[Input material]

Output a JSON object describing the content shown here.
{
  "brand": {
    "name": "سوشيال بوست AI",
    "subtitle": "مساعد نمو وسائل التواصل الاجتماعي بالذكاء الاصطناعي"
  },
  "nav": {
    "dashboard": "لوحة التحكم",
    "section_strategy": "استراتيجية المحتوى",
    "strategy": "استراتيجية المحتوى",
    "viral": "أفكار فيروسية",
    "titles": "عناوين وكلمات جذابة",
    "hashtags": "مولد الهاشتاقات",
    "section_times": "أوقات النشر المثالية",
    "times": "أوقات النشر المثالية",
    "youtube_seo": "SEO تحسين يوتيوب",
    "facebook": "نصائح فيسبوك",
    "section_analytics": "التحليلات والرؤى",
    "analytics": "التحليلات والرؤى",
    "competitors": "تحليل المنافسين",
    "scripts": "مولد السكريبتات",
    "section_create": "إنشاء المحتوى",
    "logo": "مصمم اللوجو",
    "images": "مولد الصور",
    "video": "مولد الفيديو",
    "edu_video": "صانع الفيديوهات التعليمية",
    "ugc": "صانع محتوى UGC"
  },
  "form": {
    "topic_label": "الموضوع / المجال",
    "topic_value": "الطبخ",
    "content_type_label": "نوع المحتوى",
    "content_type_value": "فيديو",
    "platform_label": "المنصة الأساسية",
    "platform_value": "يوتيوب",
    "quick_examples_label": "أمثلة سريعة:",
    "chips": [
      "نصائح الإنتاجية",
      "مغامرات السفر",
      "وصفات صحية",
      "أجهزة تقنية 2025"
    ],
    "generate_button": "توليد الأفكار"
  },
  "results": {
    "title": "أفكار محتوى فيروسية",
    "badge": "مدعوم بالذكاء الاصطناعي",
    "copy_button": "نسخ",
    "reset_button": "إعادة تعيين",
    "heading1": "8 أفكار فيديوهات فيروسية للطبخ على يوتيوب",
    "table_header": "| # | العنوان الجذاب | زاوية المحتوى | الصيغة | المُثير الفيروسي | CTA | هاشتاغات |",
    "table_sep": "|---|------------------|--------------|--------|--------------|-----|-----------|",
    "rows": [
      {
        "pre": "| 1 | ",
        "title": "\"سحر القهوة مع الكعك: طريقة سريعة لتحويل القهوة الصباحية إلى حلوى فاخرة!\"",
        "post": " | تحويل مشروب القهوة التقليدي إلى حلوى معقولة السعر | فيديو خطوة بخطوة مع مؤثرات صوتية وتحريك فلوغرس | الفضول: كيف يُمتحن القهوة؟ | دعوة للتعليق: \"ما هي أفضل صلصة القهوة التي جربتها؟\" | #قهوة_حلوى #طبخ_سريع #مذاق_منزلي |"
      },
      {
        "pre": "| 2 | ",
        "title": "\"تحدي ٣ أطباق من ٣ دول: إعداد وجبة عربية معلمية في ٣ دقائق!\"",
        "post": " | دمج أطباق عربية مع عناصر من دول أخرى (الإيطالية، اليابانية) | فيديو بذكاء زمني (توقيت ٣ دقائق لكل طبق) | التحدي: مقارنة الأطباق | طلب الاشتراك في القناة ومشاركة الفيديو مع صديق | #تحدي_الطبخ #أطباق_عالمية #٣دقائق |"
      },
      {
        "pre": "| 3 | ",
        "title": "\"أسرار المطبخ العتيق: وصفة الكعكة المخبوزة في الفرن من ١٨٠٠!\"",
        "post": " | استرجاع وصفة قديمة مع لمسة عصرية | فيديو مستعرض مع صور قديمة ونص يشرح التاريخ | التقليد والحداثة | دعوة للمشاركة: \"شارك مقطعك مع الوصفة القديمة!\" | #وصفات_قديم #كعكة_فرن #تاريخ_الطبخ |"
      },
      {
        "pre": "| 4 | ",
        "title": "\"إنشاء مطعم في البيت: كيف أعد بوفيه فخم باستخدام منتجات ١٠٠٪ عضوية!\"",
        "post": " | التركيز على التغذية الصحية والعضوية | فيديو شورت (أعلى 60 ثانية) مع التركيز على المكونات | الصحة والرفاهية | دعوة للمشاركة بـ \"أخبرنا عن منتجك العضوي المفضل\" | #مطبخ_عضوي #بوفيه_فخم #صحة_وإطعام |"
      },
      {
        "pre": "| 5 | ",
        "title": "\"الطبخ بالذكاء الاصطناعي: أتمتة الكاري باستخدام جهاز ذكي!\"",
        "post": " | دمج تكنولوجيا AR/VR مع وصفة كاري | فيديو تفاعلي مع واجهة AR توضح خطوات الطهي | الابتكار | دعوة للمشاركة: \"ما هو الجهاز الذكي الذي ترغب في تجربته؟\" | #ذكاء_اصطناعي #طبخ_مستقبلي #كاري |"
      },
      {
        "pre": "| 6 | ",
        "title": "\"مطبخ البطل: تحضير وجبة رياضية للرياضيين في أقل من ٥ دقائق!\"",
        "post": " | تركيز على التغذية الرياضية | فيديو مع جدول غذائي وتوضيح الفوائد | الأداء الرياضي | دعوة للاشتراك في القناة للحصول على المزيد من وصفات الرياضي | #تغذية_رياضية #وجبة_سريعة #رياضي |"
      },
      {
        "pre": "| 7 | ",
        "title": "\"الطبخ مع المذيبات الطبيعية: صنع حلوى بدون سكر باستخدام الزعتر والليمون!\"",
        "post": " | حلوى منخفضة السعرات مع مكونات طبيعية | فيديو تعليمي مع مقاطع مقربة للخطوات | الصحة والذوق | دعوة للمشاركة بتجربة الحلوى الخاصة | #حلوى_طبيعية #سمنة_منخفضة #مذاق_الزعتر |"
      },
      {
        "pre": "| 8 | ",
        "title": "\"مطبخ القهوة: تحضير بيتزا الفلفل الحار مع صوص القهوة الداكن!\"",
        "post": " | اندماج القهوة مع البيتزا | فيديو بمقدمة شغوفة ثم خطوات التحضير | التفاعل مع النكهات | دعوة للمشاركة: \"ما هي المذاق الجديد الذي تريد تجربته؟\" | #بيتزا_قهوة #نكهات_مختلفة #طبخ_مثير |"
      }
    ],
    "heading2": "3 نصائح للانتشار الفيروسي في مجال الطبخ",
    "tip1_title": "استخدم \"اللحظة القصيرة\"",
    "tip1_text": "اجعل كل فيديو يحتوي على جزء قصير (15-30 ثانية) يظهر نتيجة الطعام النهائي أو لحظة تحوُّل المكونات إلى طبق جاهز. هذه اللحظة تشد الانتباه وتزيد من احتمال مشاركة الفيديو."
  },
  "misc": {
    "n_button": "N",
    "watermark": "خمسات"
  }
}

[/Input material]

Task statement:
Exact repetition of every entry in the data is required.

Response for this exercise:
Output a JSON object describing the content shown here.
{
  "brand": {
    "name": "سوشيال بوست AI",
    "subtitle": "مساعد نمو وسائل التواصل الاجتماعي بالذكاء الاصطناعي"
  },
  "nav": {
    "dashboard": "لوحة التحكم",
    "section_strategy": "استراتيجية المحتوى",
    "strategy": "استراتيجية المحتوى",
    "viral": "أفكار فيروسية",
    "titles": "عناوين وكلمات جذابة",
    "hashtags": "مولد الهاشتاقات",
    "section_times": "أوقات النشر المثالية",
    "times": "أوقات النشر المثالية",
    "youtube_seo": "SEO تحسين يوتيوب",
    "facebook": "نصائح فيسبوك",
    "section_analytics": "التحليلات والرؤى",
    "analytics": "التحليلات والرؤى",
    "competitors": "تحليل المنافسين",
    "scripts": "مولد السكريبتات",
    "section_create": "إنشاء المحتوى",
    "logo": "مصمم اللوجو",
    "images": "مولد الصور",
    "video": "مولد الفيديو",
    "edu_video": "صانع الفيديوهات التعليمية",
    "ugc": "صانع محتوى UGC"
  },
  "form": {
    "topic_label": "الموضوع / المجال",
    "topic_value": "الطبخ",
    "content_type_label": "نوع المحتوى",
    "content_type_value": "فيديو",
    "platform_label": "المنصة الأساسية",
    "platform_value": "يوتيوب",
    "quick_examples_label": "أمثلة سريعة:",
    "chips": [
      "نصائح الإنتاجية",
      "مغامرات السفر",
      "وصفات صحية",
      "أجهزة تقنية 2025"
    ],
    "generate_button": "توليد الأفكار"
  },
  "results": {
    "title": "أفكار محتوى فيروسية",
    "badge": "مدعوم بالذكاء الاصطناعي",
    "copy_button": "نسخ",
    "reset_button": "إعادة تعيين",
    "heading1": "8 أفكار فيديوهات فيروسية للطبخ على يوتيوب",
    "table_header": "| # | العنوان الجذاب | زاوية المحتوى | الصيغة | المُثير الفيروسي | CTA | هاشتاغات |",
    "table_sep": "|---|------------------|--------------|--------|--------------|-----|-----------|",
    "rows": [
      {
        "pre": "| 1 | ",
        "title": "\"سحر القهوة مع الكعك: طريقة سريعة لتحويل القهوة الصباحية إلى حلوى فاخرة!\"",
        "post": " | تحويل مشروب القهوة التقليدي إلى حلوى معقولة السعر | فيديو خطوة بخطوة مع مؤثرات صوتية وتحريك فلوغرس | الفضول: كيف يُمتحن القهوة؟ | دعوة للتعليق: \"ما هي أفضل صلصة القهوة التي جربتها؟\" | #قهوة_حلوى #طبخ_سريع #مذاق_منزلي |"
      },
      {
        "pre": "| 2 | ",
        "title": "\"تحدي ٣ أطباق من ٣ دول: إعداد وجبة عربية معلمية في ٣ دقائق!\"",
        "post": " | دمج أطباق عربية مع عناصر من دول أخرى (الإيطالية، اليابانية) | فيديو بذكاء زمني (توقيت ٣ دقائق لكل طبق) | التحدي: مقارنة الأطباق | طلب الاشتراك في القناة ومشاركة الفيديو مع صديق | #تحدي_الطبخ #أطباق_عالمية #٣دقائق |"
      },
      {
        "pre": "| 3 | ",
        "title": "\"أسرار المطبخ العتيق: وصفة الكعكة المخبوزة في الفرن من ١٨٠٠!\"",
        "post": " | استرجاع وصفة قديمة مع لمسة عصرية | فيديو مستعرض مع صور قديمة ونص يشرح التاريخ | التقليد والحداثة | دعوة للمشاركة: \"شارك مقطعك مع الوصفة القديمة!\" | #وصفات_قديم #كعكة_فرن #تاريخ_الطبخ |"
      },
      {
        "pre": "| 4 | ",
        "title": "\"إنشاء مطعم في البيت: كيف أعد بوفيه فخم باستخدام منتجات ١٠٠٪ عضوية!\"",
        "post": " | التركيز على التغذية الصحية والعضوية | فيديو شورت (أعلى 60 ثانية) مع التركيز على المكونات | الصحة والرفاهية | دعوة للمشاركة بـ \"أخبرنا عن منتجك العضوي المفضل\" | #مطبخ_عضوي #بوفيه_فخم #صحة_وإطعام |"
      },
      {
        "pre": "| 5 | ",
        "title": "\"الطبخ بالذكاء الاصطناعي: أتمتة الكاري باستخدام جهاز ذكي!\"",
        "post": " | دمج تكنولوجيا AR/VR مع وصفة كاري | فيديو تفاعلي مع واجهة AR توضح خطوات الطهي | الابتكار | دعوة للمشاركة: \"ما هو الجهاز الذكي الذي ترغب في تجربته؟\" | #ذكاء_اصطناعي #طبخ_مستقبلي #كاري |"
      },
      {
        "pre": "| 6 | ",
        "title": "\"مطبخ البطل: تحضير وجبة رياضية للرياضيين في أقل من ٥ دقائق!\"",
        "post": " | تركيز على التغذية الرياضية | فيديو مع جدول غذائي وتوضيح الفوائد | الأداء الرياضي | دعوة للاشتراك في القناة للحصول على المزيد من وصفات الرياضي | #تغذية_رياضية #وجبة_سريعة #رياضي |"
      },
      {
        "pre": "| 7 | ",
        "title": "\"الطبخ مع المذيبات الطبيعية: صنع حلوى بدون سكر باستخدام الزعتر والليمون!\"",
        "post": " | حلوى منخفضة السعرات مع مكونات طبيعية | فيديو تعليمي مع مقاطع مقربة للخطوات | الصحة والذوق | دعوة للمشاركة بتجربة الحلوى الخاصة | #حلوى_طبيعية #سمنة_منخفضة #مذاق_الزعتر |"
      },
      {
        "pre": "| 8 | ",
        "title": "\"مطبخ القهوة: تحضير بيتزا الفلفل الحار مع صوص القهوة الداكن!\"",
        "post": " | اندماج القهوة مع البيتزا | فيديو بمقدمة شغوفة ثم خطوات التحضير | التفاعل مع النكهات | دعوة للمشاركة: \"ما هي المذاق الجديد الذي تريد تجربته؟\" | #بيتزا_قهوة #نكهات_مختلفة #طبخ_مثير |"
      }
    ],
    "heading2": "3 نصائح للانتشار الفيروسي في مجال الطبخ",
    "tip1_title": "استخدم \"اللحظة القصيرة\"",
    "tip1_text": "اجعل كل فيديو يحتوي على جزء قصير (15-30 ثانية) يظهر نتيجة الطعام النهائي أو لحظة تحوُّل المكونات إلى طبق جاهز. هذه اللحظة تشد الانتباه وتزيد من احتمال مشاركة الفيديو."
  },
  "misc": {
    "n_button": "N",
    "watermark": "خمسات"
  }
}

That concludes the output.